Person: Adetona, Adetona, Gogal, Diaz-Sanchez, Rathbun, Naeher
Year: 2017
Resource Group: Document
Source: FRAMES

Identifying communities vulnerable to adverse health effects from exposure to wildfire smoke may help prepare responses, increase the resilience to smoke and improve public health outcomes during smoke days. We developed a Community Health-...

Person: Rappold, Reyes, Pouliot, Cascio, Diaz-Sanchez
Year: 2017
Resource Group: Document
Source: FRAMES

This guide offers recommendations for using Canadian Forest Fire Danger Rating System (CFFDRS) fuel moisture codes and fire behavior indices from the Fire Weather Index (FWI) system to provide objective guidance for initial settings for many analysis...

Person: Ziel
Year: 2017
Resource Group: Document
Source: FRAMES

Wildfire risk assessment is increasingly being adopted to support federal wildfire management decisions in the United States. Existing decision support systems, specifically the Wildland Fire Decision Support System (WFDSS), provide a rich set of...

Person: Riley, Webley, Thompson, Thompson, Calkin, Scott, Hand
Year: 2017
Resource Group: Document
Source: FRAMES

Data assimilation is a procedure to improve the state inference by assimilating the real-time observation data into dynamic systems, such as wildfire spread simulation.

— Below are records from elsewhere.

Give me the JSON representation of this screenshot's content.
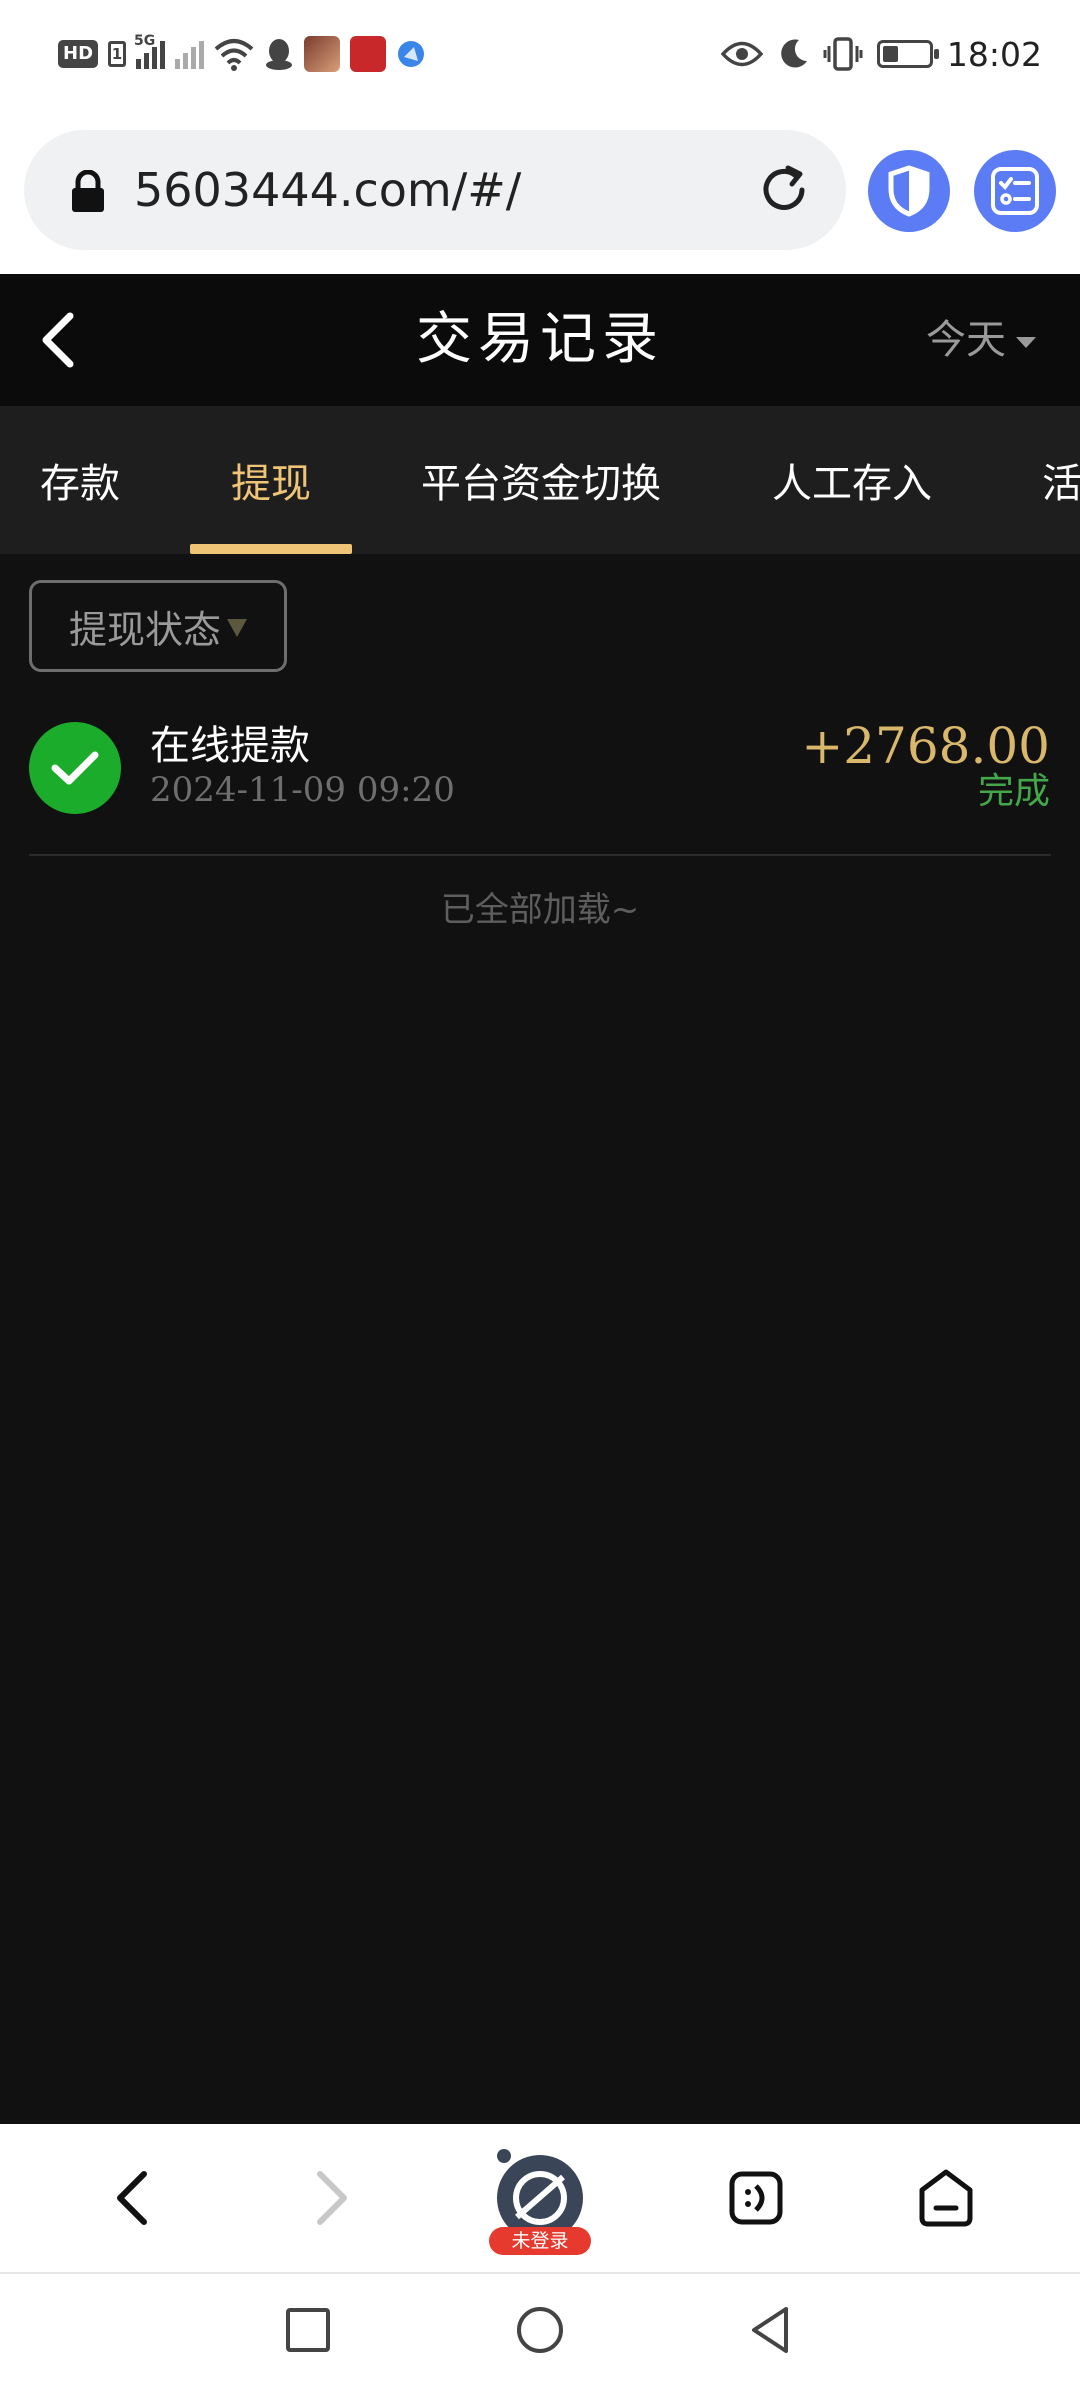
{
  "status_bar": {
    "hd_label": "HD",
    "sim_label": "1",
    "network_type": "5G",
    "time": "18:02",
    "icons": [
      "hd-icon",
      "sim-icon",
      "signal-icon",
      "signal-off-icon",
      "wifi-icon",
      "qq-icon",
      "app-icon",
      "app-icon",
      "browser-icon",
      "eye-icon",
      "moon-icon",
      "vibrate-icon",
      "battery-icon"
    ],
    "battery_level": 0.35
  },
  "browser": {
    "url": "5603444.com/#/",
    "icons": [
      "lock-icon",
      "reload-icon",
      "shield-icon",
      "tasks-icon"
    ]
  },
  "header": {
    "title": "交易记录",
    "date_filter": "今天"
  },
  "tabs": [
    {
      "label": "存款",
      "active": false
    },
    {
      "label": "提现",
      "active": true
    },
    {
      "label": "平台资金切换",
      "active": false
    },
    {
      "label": "人工存入",
      "active": false
    },
    {
      "label": "活",
      "active": false
    }
  ],
  "filter": {
    "label": "提现状态"
  },
  "records": [
    {
      "title": "在线提款",
      "date": "2024-11-09 09:20",
      "amount": "+2768.00",
      "status": "完成"
    }
  ],
  "list_end_text": "已全部加载~",
  "bottom_bar": {
    "login_badge": "未登录",
    "icons": [
      "back-icon",
      "forward-icon",
      "account-icon",
      "tabs-icon",
      "home-icon"
    ]
  },
  "system_nav": {
    "icons": [
      "recents-icon",
      "home-icon",
      "back-icon"
    ]
  },
  "colors": {
    "accent": "#f0c477",
    "amount": "#d9b76b",
    "success": "#1aac2a",
    "status_text": "#44a84a",
    "background": "#111111",
    "browser_blue": "#5b7cf5"
  }
}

Various techniques are used for data assimilation, such as sequential Monte Carlo...

Person: Gu
Year: 2017
Resource Group: Document
Source: FRAMES

Statistical models using historical observations are a critical tool for anticipating future fire regimes. A key uncertainty with these models is the ability to project outside the range of historical observations, often done when making future...

Person: Young, Higuera, Abatzoglou, Duffy, Hu
Year: 2017
Resource Group: Document
Source: FRAMES

This webinar presented by Wayne Cascio June 21, 2017 highlighted updates to the Wildfire Smoke Guide, as well as the Smoke Sense app, which is a mobile application that gets air quality information to people impacted by wildfire smoke, and helps those...

Person: Cascio
Year: 2017
Resource Group: Media
Source: FRAMES

Climate change has increased the occurrence, severity, and impact of disturbances on forested ecosystems worldwide, resulting in a need to identify factors that contribute to an ecosystem's resilience or capacity to recover from disturbance....

Person: Walker, Mack, Johnstone
Year: 2017
Resource Group: Document
Source: TTRS

Recent growth in the frequency and severity of US wildfires has led to more wildfire smoke and increased public exposure to harmful air pollutants. Populations exposed to wildfire smoke experience a variety of negative health impacts, imposing economic...

Person: Jones, Berrens
Year: 2017
Resource Group: Document
Source: TTRS